By Calyssa Erb
While the days may be blending into each other as we wonder how long this pandemic will last, there is some good news with these fantastic Canadian book-to-screen adaptations in the works. We may even see some as early as 2021. So, go ahead: take some time away from the latest reality show to show up on your streaming site of choice to read these thrilling novels and memoirs. You’ll want to be ready when these Canadian stories make their debut on the screen! Bonus: you can make a Pinterest board of which actor you’d like to see play each character after you finish reading.
At 15, Samra Zafar had big dreams for herself. She was going to go to university, and forge her own path. Then with almost no warning, those dreams were pulled away from her when she was suddenly married to a stranger at 17 and had to leave behind her family in Pakistan to move to Canada. Her new husband and his family promised that the marriage and the move would be a fulfillment of her dream, not a betrayal of it. But as the walls of their home slowly became a prison, Samra realized the promises were empty ones.
Desperate to get out, and refusing to give up, she hatched an escape plan for herself and her two daughters. Somehow she found the strength to not only build a new future, but to walk away from her past, ignoring the pleas of her family and risking cultural isolation by divorcing her husband.
A Good Wife tells her harrowing and inspiring story, following her from a young girl with big dreams, through finding strength in the face of oppression and then finally battling through to empowerment.
A Good Wife is currently being adapted for film by Pier 21 Films.
Jared Martin, seventeen, has quit drugs and drinking. But his troubles are not over: the temptation to slip is constant (thanks to his enabling, ever-partying mom, Maggie). He’s being stalked by David, his mom’s ex–a preppy, khaki-wearing psycho with a proclivity for rib-breaking. And Maggie, a witch as well as a badass, can’t protect him like she used to because he’s moved from Kitimat to Vancouver for school.
He figures that in order to be safe from both magic, addiction and David, he’s got to get his grades up, find a job that doesn’t involve selling weed cookies, and learn how to live with his Aunt Mave, who has been estranged from the family ever since she tried to “rescue” him as a baby from his mother. Though she smothers him with hugs, Mave is blind to the real dangers that lurk around them–the spirits and supernatural activity that fill her apartment.

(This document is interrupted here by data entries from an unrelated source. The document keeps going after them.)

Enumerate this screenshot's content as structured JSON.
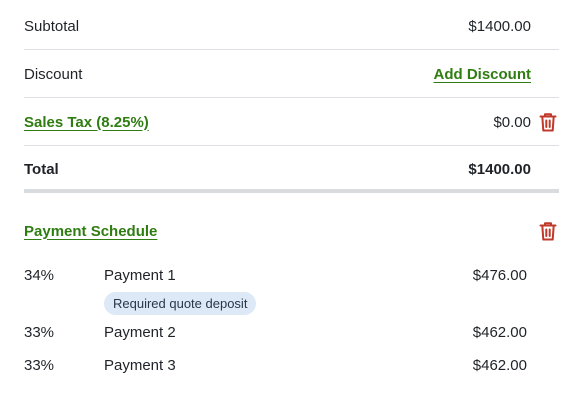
{
  "summary": {
    "subtotal_label": "Subtotal",
    "subtotal_value": "$1400.00",
    "discount_label": "Discount",
    "add_discount_label": "Add Discount",
    "sales_tax_label": "Sales Tax (8.25%)",
    "sales_tax_value": "$0.00",
    "total_label": "Total",
    "total_value": "$1400.00"
  },
  "payment_schedule": {
    "title": "Payment Schedule",
    "payments": [
      {
        "percent": "34%",
        "name": "Payment 1",
        "amount": "$476.00",
        "badge": "Required quote deposit"
      },
      {
        "percent": "33%",
        "name": "Payment 2",
        "amount": "$462.00"
      },
      {
        "percent": "33%",
        "name": "Payment 3",
        "amount": "$462.00"
      }
    ]
  },
  "colors": {
    "link_green": "#2f7d12",
    "trash_red": "#c0392b",
    "badge_bg": "#dde9f6"
  },
  "icons": {
    "delete": "trash-icon"
  }
}
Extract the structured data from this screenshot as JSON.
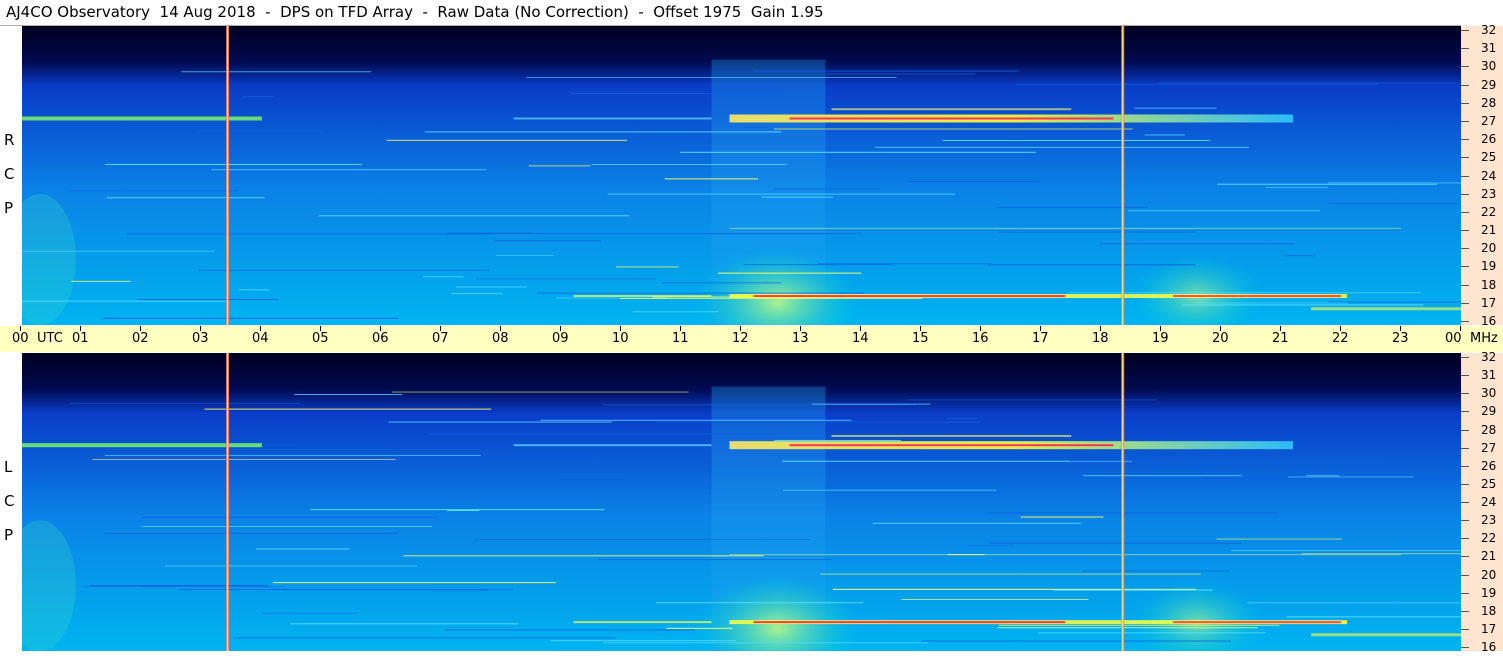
{
  "title": "AJ4CO Observatory  14 Aug 2018  -  DPS on TFD Array  -  Raw Data (No Correction)  -  Offset 1975  Gain 1.95",
  "panels": [
    {
      "id": "rcp",
      "letters": [
        "R",
        "C",
        "P"
      ]
    },
    {
      "id": "lcp",
      "letters": [
        "L",
        "C",
        "P"
      ]
    }
  ],
  "time_axis": {
    "labels": [
      "00",
      "01",
      "02",
      "03",
      "04",
      "05",
      "06",
      "07",
      "08",
      "09",
      "10",
      "11",
      "12",
      "13",
      "14",
      "15",
      "16",
      "17",
      "18",
      "19",
      "20",
      "21",
      "22",
      "23",
      "00"
    ],
    "utc_label": "UTC",
    "freq_unit_label": "MHz"
  },
  "freq_axis": {
    "labels": [
      "32",
      "31",
      "30",
      "29",
      "28",
      "27",
      "26",
      "25",
      "24",
      "23",
      "22",
      "21",
      "20",
      "19",
      "18",
      "17",
      "16"
    ]
  },
  "chart_data": {
    "type": "heatmap",
    "x_unit": "UTC hours",
    "x_range": [
      0,
      24
    ],
    "y_unit": "MHz",
    "y_range": [
      16,
      32
    ],
    "colors": {
      "background_high_freq": "#000020",
      "low_level": "#0a3cc8",
      "mid_level": "#00b4f0",
      "high_level": "#ffff30",
      "peak_level": "#ff2060",
      "time_bar": "#ffffc0",
      "freq_bar": "#ffe4d0"
    }
  }
}
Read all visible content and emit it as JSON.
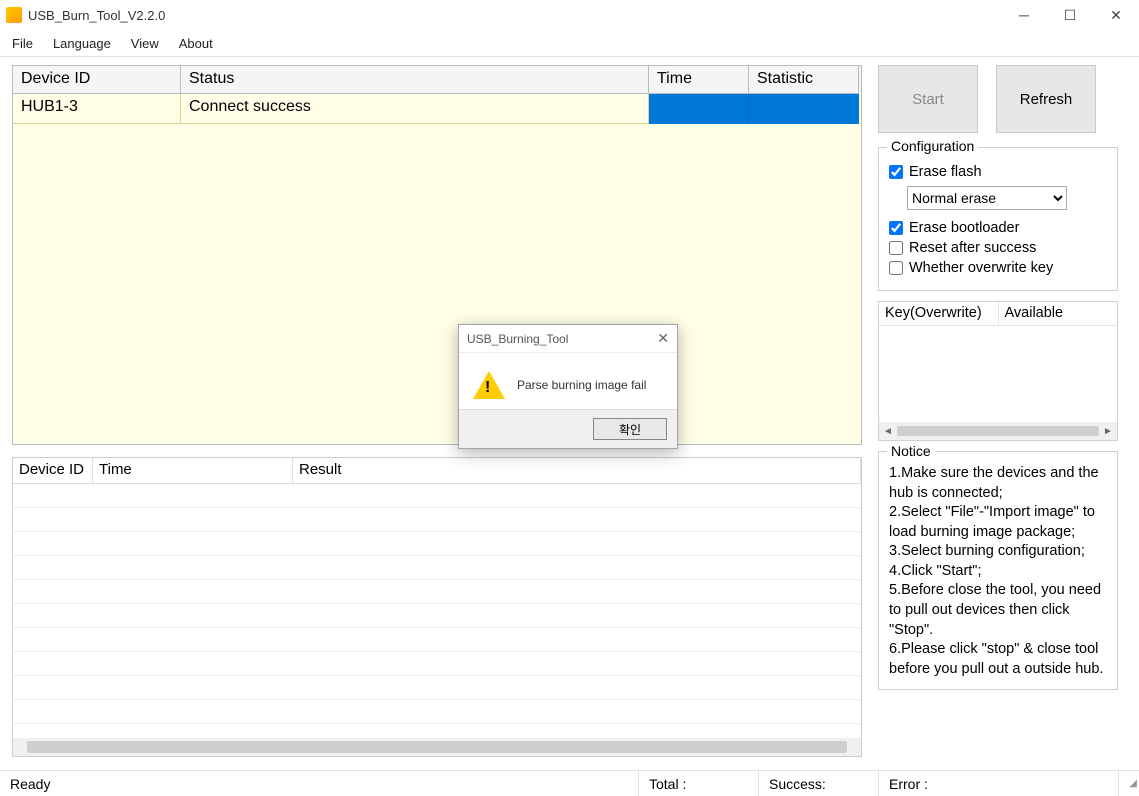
{
  "window": {
    "title": "USB_Burn_Tool_V2.2.0"
  },
  "menu": {
    "file": "File",
    "language": "Language",
    "view": "View",
    "about": "About"
  },
  "grid1": {
    "headers": {
      "device": "Device ID",
      "status": "Status",
      "time": "Time",
      "statistic": "Statistic"
    },
    "row": {
      "device": "HUB1-3",
      "status": "Connect success",
      "time": "",
      "statistic": ""
    }
  },
  "grid2": {
    "headers": {
      "device": "Device ID",
      "time": "Time",
      "result": "Result"
    }
  },
  "buttons": {
    "start": "Start",
    "refresh": "Refresh"
  },
  "config": {
    "title": "Configuration",
    "erase_flash": "Erase flash",
    "erase_mode": "Normal erase",
    "erase_bootloader": "Erase bootloader",
    "reset_after": "Reset after success",
    "overwrite_key": "Whether overwrite key",
    "checked": {
      "erase_flash": true,
      "erase_bootloader": true,
      "reset_after": false,
      "overwrite_key": false
    }
  },
  "keybox": {
    "col1": "Key(Overwrite)",
    "col2": "Available"
  },
  "notice": {
    "title": "Notice",
    "lines": [
      "1.Make sure the devices and the hub is connected;",
      "2.Select \"File\"-\"Import image\" to load burning image package;",
      "3.Select burning configuration;",
      "4.Click \"Start\";",
      "5.Before close the tool, you need to pull out devices then click \"Stop\".",
      "6.Please click \"stop\" & close tool before you pull out a outside hub."
    ]
  },
  "status": {
    "ready": "Ready",
    "total": "Total :",
    "success": "Success:",
    "error": "Error :"
  },
  "dialog": {
    "title": "USB_Burning_Tool",
    "message": "Parse burning image fail",
    "ok": "확인"
  }
}
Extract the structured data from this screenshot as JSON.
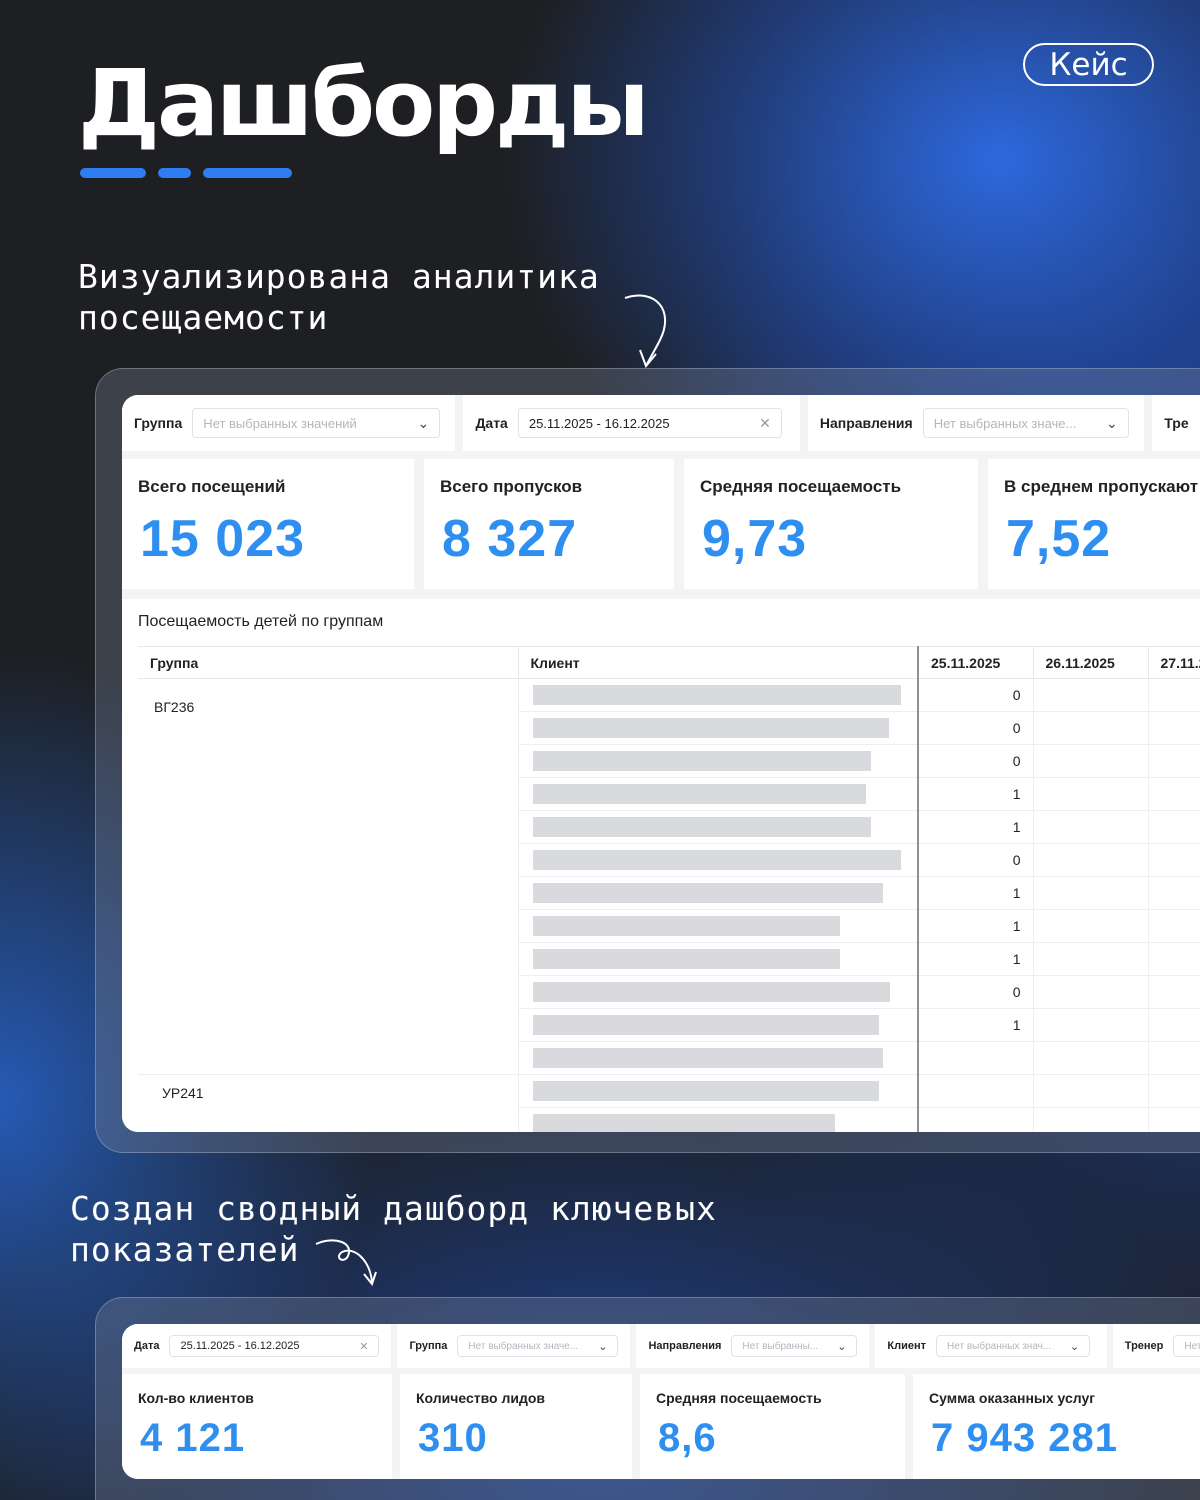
{
  "title": "Дашборды",
  "badge": "Кейс",
  "caption1": [
    "Визуализирована аналитика",
    "посещаемости"
  ],
  "caption2": [
    "Создан сводный дашборд ключевых",
    "показателей"
  ],
  "dashboard1": {
    "filters": [
      {
        "label": "Группа",
        "value": "",
        "placeholder": "Нет выбранных значений",
        "icon": "chevron-down-icon"
      },
      {
        "label": "Дата",
        "value": "25.11.2025 - 16.12.2025",
        "placeholder": "",
        "icon": "close-icon"
      },
      {
        "label": "Направления",
        "value": "",
        "placeholder": "Нет выбранных значе...",
        "icon": "chevron-down-icon"
      },
      {
        "label": "Тре",
        "value": "",
        "placeholder": "",
        "icon": ""
      }
    ],
    "kpis": [
      {
        "title": "Всего посещений",
        "value": "15 023"
      },
      {
        "title": "Всего пропусков",
        "value": "8 327"
      },
      {
        "title": "Средняя посещаемость",
        "value": "9,73"
      },
      {
        "title": "В среднем пропускают",
        "value": "7,52"
      }
    ],
    "table": {
      "title": "Посещаемость детей по группам",
      "headers": [
        "Группа",
        "Клиент",
        "25.11.2025",
        "26.11.2025",
        "27.11.2"
      ],
      "groups": [
        {
          "name": "ВГ236",
          "rows": [
            "0",
            "0",
            "0",
            "1",
            "1",
            "0",
            "1",
            "1",
            "1",
            "0",
            "1",
            ""
          ]
        },
        {
          "name": "УР241",
          "rows": [
            "",
            ""
          ]
        }
      ]
    }
  },
  "dashboard2": {
    "filters": [
      {
        "label": "Дата",
        "value": "25.11.2025 - 16.12.2025",
        "placeholder": "",
        "icon": "close-icon"
      },
      {
        "label": "Группа",
        "value": "",
        "placeholder": "Нет выбранных значе...",
        "icon": "chevron-down-icon"
      },
      {
        "label": "Направления",
        "value": "",
        "placeholder": "Нет выбранны...",
        "icon": "chevron-down-icon"
      },
      {
        "label": "Клиент",
        "value": "",
        "placeholder": "Нет выбранных знач...",
        "icon": "chevron-down-icon"
      },
      {
        "label": "Тренер",
        "value": "",
        "placeholder": "Нет",
        "icon": ""
      }
    ],
    "kpis": [
      {
        "title": "Кол-во клиентов",
        "value": "4 121"
      },
      {
        "title": "Количество лидов",
        "value": "310"
      },
      {
        "title": "Средняя посещаемость",
        "value": "8,6"
      },
      {
        "title": "Сумма оказанных услуг",
        "value": "7 943 281"
      }
    ]
  }
}
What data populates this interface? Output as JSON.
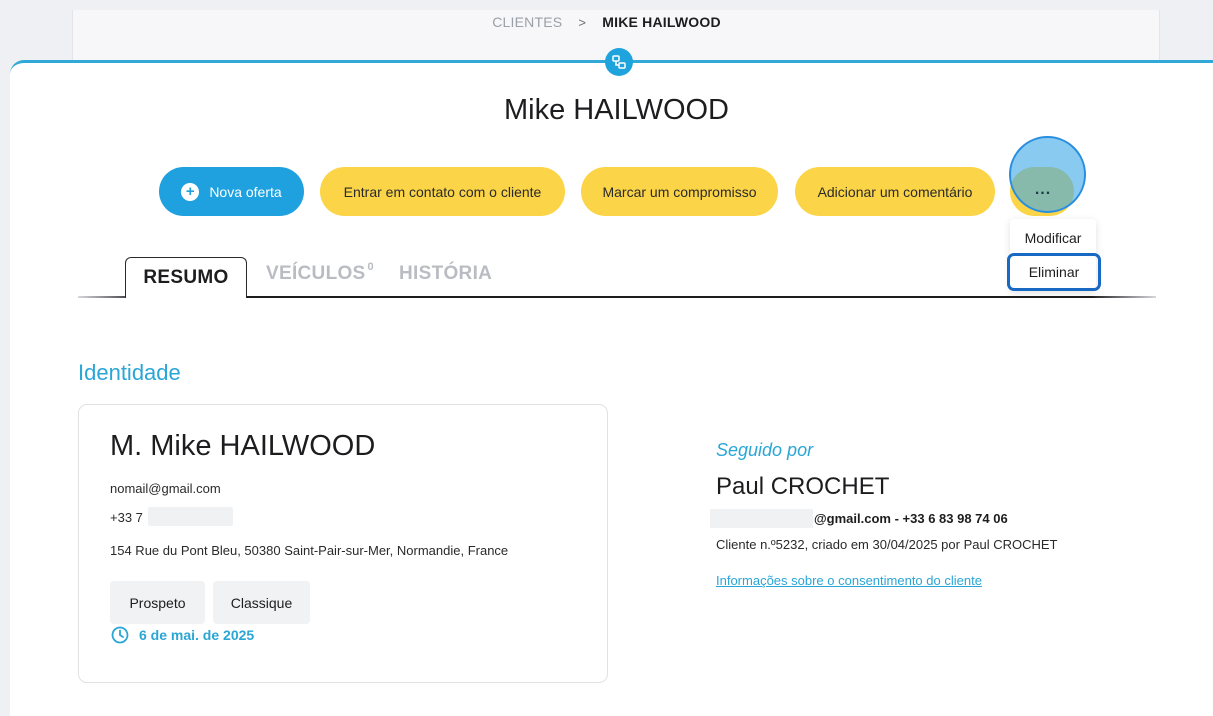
{
  "breadcrumb": {
    "parent": "CLIENTES",
    "separator": ">",
    "current": "MIKE HAILWOOD"
  },
  "page": {
    "title": "Mike HAILWOOD"
  },
  "actions": {
    "new_offer": "Nova oferta",
    "contact": "Entrar em contato com o cliente",
    "appointment": "Marcar um compromisso",
    "comment": "Adicionar um comentário",
    "more": "..."
  },
  "more_menu": {
    "items": [
      "Modificar",
      "Eliminar"
    ]
  },
  "tabs": [
    {
      "label": "RESUMO",
      "active": true
    },
    {
      "label": "VEÍCULOS",
      "badge": "0",
      "active": false
    },
    {
      "label": "HISTÓRIA",
      "active": false
    }
  ],
  "identity": {
    "section_title": "Identidade",
    "full_name": "M. Mike HAILWOOD",
    "email": "nomail@gmail.com",
    "phone_visible": "+33 7",
    "address": "154 Rue du Pont Bleu, 50380 Saint-Pair-sur-Mer, Normandie, France",
    "tags": [
      "Prospeto",
      "Classique"
    ],
    "date": "6 de mai. de 2025"
  },
  "followed_by": {
    "label": "Seguido por",
    "name": "Paul CROCHET",
    "contact": "@gmail.com - +33 6 83 98 74 06",
    "client_info": "Cliente n.º5232, criado em 30/04/2025 por Paul CROCHET",
    "consent_link": "Informações sobre o consentimento do cliente"
  },
  "colors": {
    "accent_blue": "#1ea1de",
    "action_yellow": "#fbd547",
    "section_blue": "#2aa6d6",
    "focus_outline": "#1869c4"
  }
}
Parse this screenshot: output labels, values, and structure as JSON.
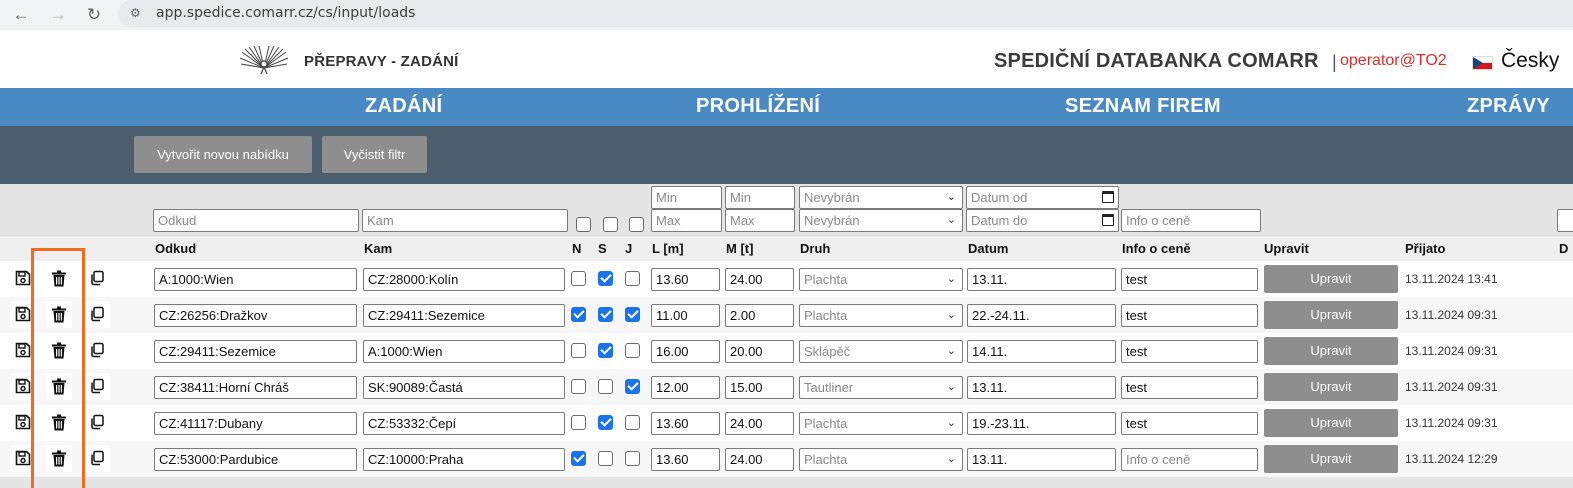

As the son of a Trickster, Jared is a magnet for magic, whether he hates it or not. He sees ghosts, he sees the monster moving underneath his Aunt Georgina’s skin, he sees the creature that comes out of his bedroom wall and creepily wants to suck his toes. He also still hears his father in his head, and other voices too. When David finally catches up with him, Jared can’t ignore his true nature any longer. And neither can anyone else he loves.
Eden Robinson’s Trickster novels are coming to your screens this fall as the television series Trickster on CBC Gem.
Scarborough is a low-income, culturally diverse neighbourhood east of Toronto, the fourth largest city in North America; like many inner-city communities, it suffers under the weight of poverty, drugs, crime, and urban blight. Scarborough the novel employs a multitude of voices to tell the story of a tight-knit neighbourhood under fire: among them, Victor, a black artist harassed by the police; Winsum, a West Indian restaurant owner struggling to keep it together; and Hina, a Muslim school worker who witnesses first-hand the impact of poverty on education.
And then there are the three kids who work to rise above a system that consistently fails them: Bing, a gay Filipino boy who lives under the shadow of his father’s mental illness; Sylvie,Bing’s best friend, a Native girl whose family struggles to find a permanent home to live in; and Laura, whose history of neglect by her mother is destined to repeat itself with her father.
Scarborough offers a raw yet empathetic glimpse into a troubled community that locatesits dignity in unexpected places: a neighbourhood that refuses to be undone.
Scarborough is currently in film production with Compy Films, Telefilm Canada and Reel Asian Film Festival.
Vincent is a bartender at the Hotel Caiette, a five-star glass-and-cedar palace on the northernmost tip of Vancouver Island. New York financier Jonathan Alkaitis owns the hotel. When he passes Vincent his card with a tip, it’s the beginning of their life together. That same day, a hooded figure scrawls a note on the windowed wall of the hotel: “Why don’t you swallow broken glass.” Leon Prevant, a shipping executive for a company called Neptune-Avramidis, sees the note from the hotel bar and is shaken to his core. Thirteen years later, Vincent mysteriously disappears from the deck of a Neptune-Avramidis ship.
Weaving together the lives of these characters, The Glass Hotel moves between the ship, the skyscrapers of Manhattan and the wilderness of remote British Columbia, painting a breathtaking picture of greed and guilt, fantasy and delusion, art and the ghosts of our pasts.
The Glass Hotel is being developed for TV by NBC/Universal Studios.